Wireless Sensor Networks for Data Centers

Non-IT loads typically account for nearly 50% of data center energy consumption. Using real-time information generated by a wireless sensor network, managers at a USDA data center in St. Louis, Missouri, were able to identify and implement changes in data center operations that reduced cooling load by 48% and overall power usage by 17%. Simple payback for the wireless sensor network was 3.4 years. View full-size infographic. [PDF - 227 KB]
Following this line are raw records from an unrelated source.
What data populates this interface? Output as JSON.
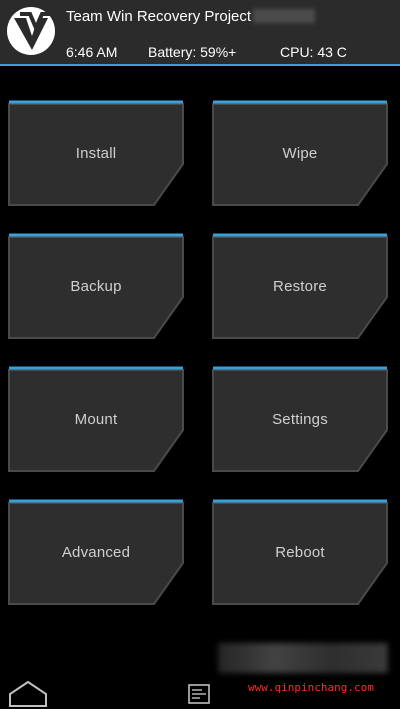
{
  "header": {
    "title": "Team Win Recovery Project",
    "time": "6:46 AM",
    "battery": "Battery: 59%+",
    "cpu": "CPU: 43 C"
  },
  "buttons": {
    "install": "Install",
    "wipe": "Wipe",
    "backup": "Backup",
    "restore": "Restore",
    "mount": "Mount",
    "settings": "Settings",
    "advanced": "Advanced",
    "reboot": "Reboot"
  },
  "footer": {
    "watermark": "www.qinpinchang.com"
  },
  "icons": {
    "logo": "twrp-logo-icon",
    "home": "home-icon",
    "console": "console-icon"
  },
  "colors": {
    "accent": "#3aa0d8",
    "header_bg": "#2b2b2b",
    "button_bg": "#2e2e2e",
    "button_label": "#cfcfcf",
    "background": "#000000",
    "watermark": "#ff2a2a"
  }
}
GPG Findings 001, March 2012, Wireless Sensor Networks for Data Centers. Opportunity: How much energy is used by data centers in the U.S.? 2% of all U.S. Energy is consumed by data centers. Approximately 50% goes to non-it loads. Technology: How do Wireless Sensor Networks save energy? Capture and display critical information in real-time. Operators identify ways to increase energy-efficiency. Measurement and Verification. Where did measurement and verification occur? Lawrence Berkeley National Laboratory assessed the effectiveness of collecting real-time information to optimize data-center energy efficiency at the USDA National Information Technology Center in St. Louis, Missouri. Results: How did Wireless Sensor Networks perform in M and V? 17% energy savings, 48% reduction in cooling load. Effective tool for on-going optimization of data centers. 3.4 years payback at $0.045 kWh which is less than 50% of national average $0.11 kWh. Deployment: Where does M and V recommend deploying Wireless Sensor Networks? All data centers. Estimated $61 million in annual savings and annual decrease of 532,000 metric tons of Carbon Dioxide, if implemented by tenant agencies throughout the GSA portfolio. Data center assessment kit developed during study reduces deployment time and power interruptions during installation. [PDF - 227 KB]

Reference above to any specific commercial product, process or service does not constitute or imply its endorsement, recommendation or favoring by the United States Government or any agency thereof.

print Share Icon Last Reviewed 2018-08-15